The vegetable prices, that generally relax by this time due to the arrival of new Kharif crops, are refusing to come down after late monsoon downpour across caused a supply crunch across the country.
The early crops got damaged due to rains, according to a trader.
Potato, tomato, cauliflower, spinach and other green vegetables are selling at around 50 per cent higher rates compared with the last winter season. Though tomato prices have come down considerably compared to last month, it was still higher than last year.
Onion, tomato and other vegetables, as well as oilseeds and pulses crops, were affected by October rains in Madhya Pradesh, Maharashtra and Rajasthan. It has also led to a rise in prices of edible oil and pulses.
What does the data suggest?
As per the data presented by Ram Vilas Paswan, Minister for Consumer Affairs, Food and Public Distribution, in Parliament recently, onion prices have increased over 400 per cent after March.
Prices of onions rose from Rs 15.87 a kg in March to Rs 81.90 a kg on December 3, 2019, the data showed.
According to the data, prices of rice, wheat, flour, pulses, edible oil, tea, sugar, jaggery, vegetables and milk have shown an upward trend this year. Even prices of wheat and rice increased by nearly 10 per cent.
The hike in prices of vegetables and other food items pushed the November retail inflation to 5.54 per cent from 4.62 per cent in October, highest since 2016. The consumer price index-based retail inflation was 2.33 per cent in November 2018.
As per the data released this week, vegetable rates went up to 35.99 per cent in November from 26.10 per cent in October. Food price inflation was 10.01 per cent in November.
Onion prices increased over 38 per cent in November. The average retail price of onion in the national capital territory increased from Rs 55 a kg on November 1 to Rs 76 a kg on November 30, as per the Department of Consumer Affairs figures.
Prices of potato and tomato too increased in November.
Priti Singh, a housewife in Greater Noida, said: "Onion has been bringing tears for the past few months, rise in prices of other vegetables has also affected my kitchen budget."
Prices of cauliflower, spinach and other green vegetables were ruling above Rs 50 a kg, she added.
As per the consumer affairs department price list, tomato prices were Rs 10-80 a kg on December 14 against Rs 10-50 a kg on the year-ago date.
According to Amit Shukla, a pulse market analyst, green vegetables usually become cheaper with the start of winter and impacts pulses demand. But that's not the case this year. As prices of most vegetables were still high, the consumption demand for pulses had not declined.

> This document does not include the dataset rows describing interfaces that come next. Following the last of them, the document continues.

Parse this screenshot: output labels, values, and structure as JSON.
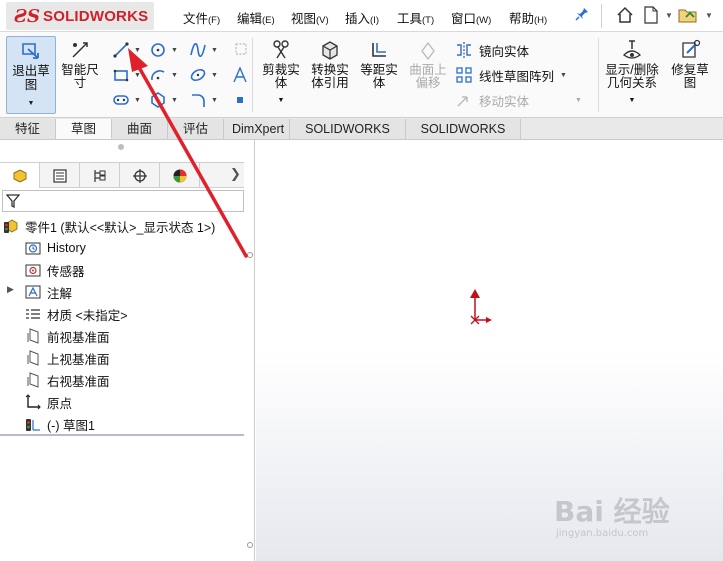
{
  "app": {
    "logo_mark": "ƧS",
    "logo_text": "SOLIDWORKS"
  },
  "menu": [
    {
      "label": "文件",
      "key": "(F)"
    },
    {
      "label": "编辑",
      "key": "(E)"
    },
    {
      "label": "视图",
      "key": "(V)"
    },
    {
      "label": "插入",
      "key": "(I)"
    },
    {
      "label": "工具",
      "key": "(T)"
    },
    {
      "label": "窗口",
      "key": "(W)"
    },
    {
      "label": "帮助",
      "key": "(H)"
    }
  ],
  "ribbon": {
    "exit_sketch": "退出草图",
    "smart_dimension": "智能尺寸",
    "trim": "剪裁实体",
    "convert": "转换实体引用",
    "offset": "等距实体",
    "surface_offset": "曲面上偏移",
    "mirror": "镜向实体",
    "linear_pattern": "线性草图阵列",
    "move": "移动实体",
    "display_delete": "显示/删除几何关系",
    "repair": "修复草图"
  },
  "tabs": [
    "特征",
    "草图",
    "曲面",
    "评估",
    "DimXpert",
    "SOLIDWORKS 插件",
    "SOLIDWORKS MBD"
  ],
  "tree": {
    "part": "零件1  (默认<<默认>_显示状态 1>)",
    "history": "History",
    "sensors": "传感器",
    "annotations": "注解",
    "material": "材质 <未指定>",
    "front_plane": "前视基准面",
    "top_plane": "上视基准面",
    "right_plane": "右视基准面",
    "origin": "原点",
    "sketch": "(-) 草图1"
  },
  "watermark": {
    "brand": "Bai 经验",
    "url": "jingyan.baidu.com"
  },
  "colors": {
    "brand_red": "#d0202a",
    "active_btn": "#d4e4f4",
    "arrow_red": "#e0202a"
  }
}
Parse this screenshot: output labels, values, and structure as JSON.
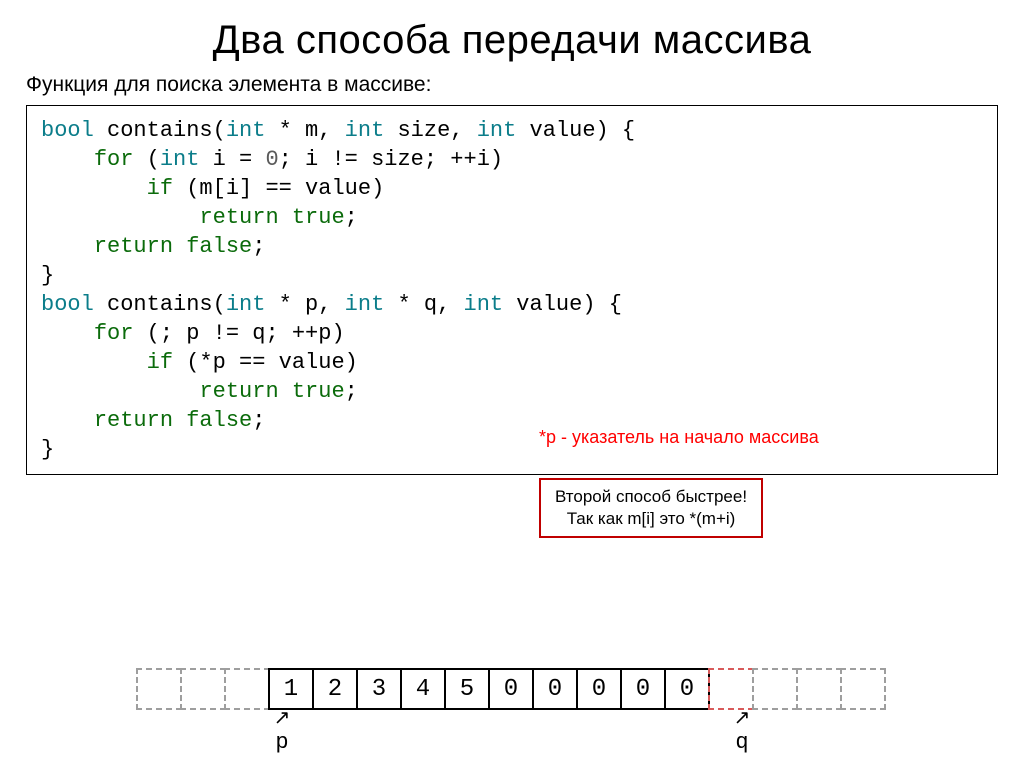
{
  "title": "Два способа передачи массива",
  "subtitle": "Функция для поиска элемента в массиве:",
  "code": {
    "l1": {
      "t1": "bool",
      "t2": " contains(",
      "t3": "int",
      "t4": " * m, ",
      "t5": "int",
      "t6": " size, ",
      "t7": "int",
      "t8": " value) {"
    },
    "l2": {
      "t1": "    ",
      "t2": "for",
      "t3": " (",
      "t4": "int",
      "t5": " i = ",
      "t6": "0",
      "t7": "; i != size; ++i)"
    },
    "l3": {
      "t1": "        ",
      "t2": "if",
      "t3": " (m[i] == value)"
    },
    "l4": {
      "t1": "            ",
      "t2": "return",
      "t3": " ",
      "t4": "true",
      "t5": ";"
    },
    "l5": {
      "t1": "    ",
      "t2": "return",
      "t3": " ",
      "t4": "false",
      "t5": ";"
    },
    "l6": {
      "t1": "}"
    },
    "l7": {
      "t1": "bool",
      "t2": " contains(",
      "t3": "int",
      "t4": " * p, ",
      "t5": "int",
      "t6": " * q, ",
      "t7": "int",
      "t8": " value) {"
    },
    "l8": {
      "t1": "    ",
      "t2": "for",
      "t3": " (; p != q; ++p)"
    },
    "l9": {
      "t1": "        ",
      "t2": "if",
      "t3": " (*p == value)"
    },
    "l10": {
      "t1": "            ",
      "t2": "return",
      "t3": " ",
      "t4": "true",
      "t5": ";"
    },
    "l11": {
      "t1": "    ",
      "t2": "return",
      "t3": " ",
      "t4": "false",
      "t5": ";"
    },
    "l12": {
      "t1": "}"
    }
  },
  "annot_red": "*p - указатель на начало массива",
  "annot_box": {
    "l1": "Второй способ быстрее!",
    "l2": "Так как m[i] это *(m+i)"
  },
  "mem": {
    "cells": [
      "1",
      "2",
      "3",
      "4",
      "5",
      "0",
      "0",
      "0",
      "0",
      "0"
    ],
    "p_label": "p",
    "q_label": "q"
  }
}
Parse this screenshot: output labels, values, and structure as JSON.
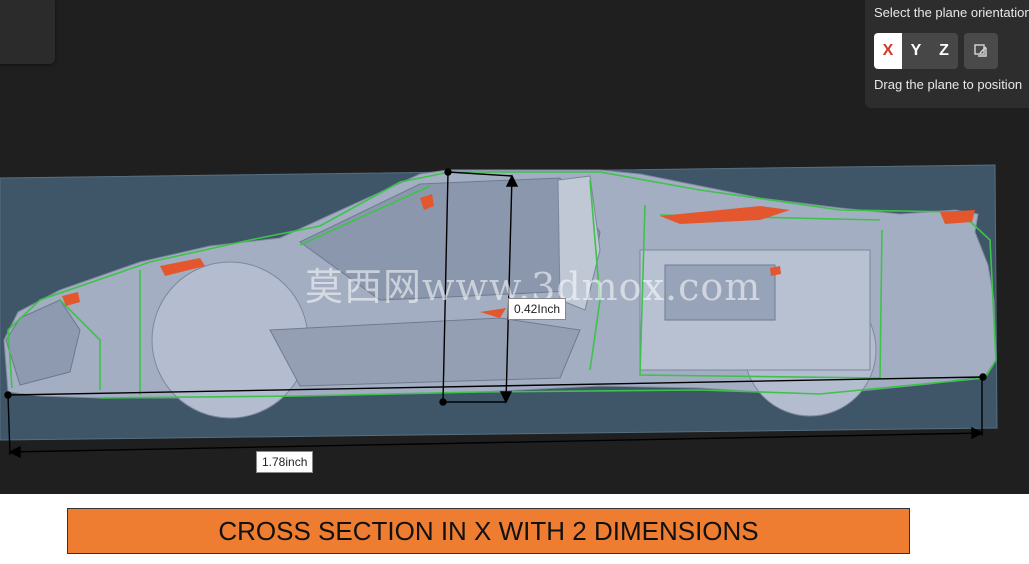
{
  "plane_panel": {
    "title": "Select the plane orientation",
    "axes": [
      "X",
      "Y",
      "Z"
    ],
    "active_axis": "X",
    "flip_icon": "flip-plane-icon",
    "drag_hint": "Drag the plane to position"
  },
  "watermark": "莫西网www.3dmox.com",
  "dimensions": {
    "horizontal": "1.78inch",
    "vertical": "0.42Inch"
  },
  "caption": "CROSS SECTION IN X WITH 2 DIMENSIONS",
  "colors": {
    "viewport_bg": "#1f1f1f",
    "section_plane": "#3f5668",
    "car_body": "#a3aec2",
    "section_outline": "#3ec24a",
    "section_fill": "#e4572e",
    "active_axis": "#d6372b",
    "caption_bg": "#ee7d31"
  }
}
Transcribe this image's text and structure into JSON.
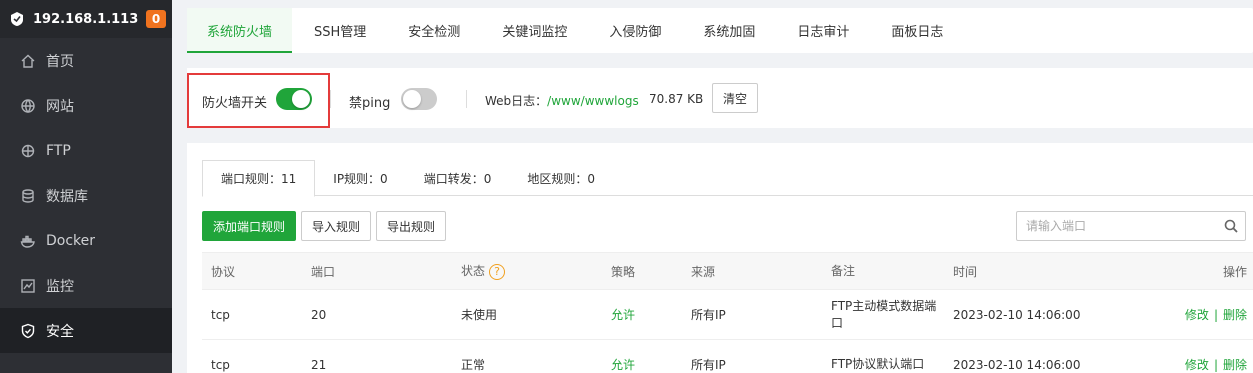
{
  "sidebar": {
    "ip": "192.168.1.113",
    "badge": "0",
    "items": [
      {
        "label": "首页",
        "icon": "home-icon"
      },
      {
        "label": "网站",
        "icon": "globe-icon"
      },
      {
        "label": "FTP",
        "icon": "ftp-icon"
      },
      {
        "label": "数据库",
        "icon": "database-icon"
      },
      {
        "label": "Docker",
        "icon": "docker-icon"
      },
      {
        "label": "监控",
        "icon": "monitor-icon"
      },
      {
        "label": "安全",
        "icon": "shield-icon"
      }
    ]
  },
  "top_tabs": [
    "系统防火墙",
    "SSH管理",
    "安全检测",
    "关键词监控",
    "入侵防御",
    "系统加固",
    "日志审计",
    "面板日志"
  ],
  "switch_bar": {
    "firewall_label": "防火墙开关",
    "firewall_on": true,
    "ping_label": "禁ping",
    "ping_on": false,
    "web_log_label": "Web日志：",
    "web_log_path": "/www/wwwlogs",
    "web_log_size": "70.87 KB",
    "clear_button": "清空"
  },
  "rule_tabs": [
    "端口规则：11",
    "IP规则：0",
    "端口转发：0",
    "地区规则：0"
  ],
  "buttons": {
    "add": "添加端口规则",
    "import": "导入规则",
    "export": "导出规则"
  },
  "search": {
    "placeholder": "请输入端口",
    "value": ""
  },
  "table": {
    "headers": [
      "协议",
      "端口",
      "状态",
      "策略",
      "来源",
      "备注",
      "时间",
      "操作"
    ],
    "rows": [
      {
        "protocol": "tcp",
        "port": "20",
        "status": "未使用",
        "policy": "允许",
        "source": "所有IP",
        "note": "FTP主动模式数据端口",
        "time": "2023-02-10 14:06:00",
        "edit": "修改",
        "delete": "删除"
      },
      {
        "protocol": "tcp",
        "port": "21",
        "status": "正常",
        "policy": "允许",
        "source": "所有IP",
        "note": "FTP协议默认端口",
        "time": "2023-02-10 14:06:00",
        "edit": "修改",
        "delete": "删除"
      }
    ]
  },
  "colors": {
    "accent": "#20a53a",
    "sidebar_bg": "#2d2f34",
    "highlight_border": "#e43b3b",
    "badge": "#f0731f"
  }
}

Meanwhile, edible oil prices have shot up considerably due to costlier imports of palm oil from Malaysia and Indonesia. Prices of crude palm oil (CPO) have increased over 15 per cent past month, which led to a significant rise in oilseeds and edible oil rates in India.
(With inputs from IANS.)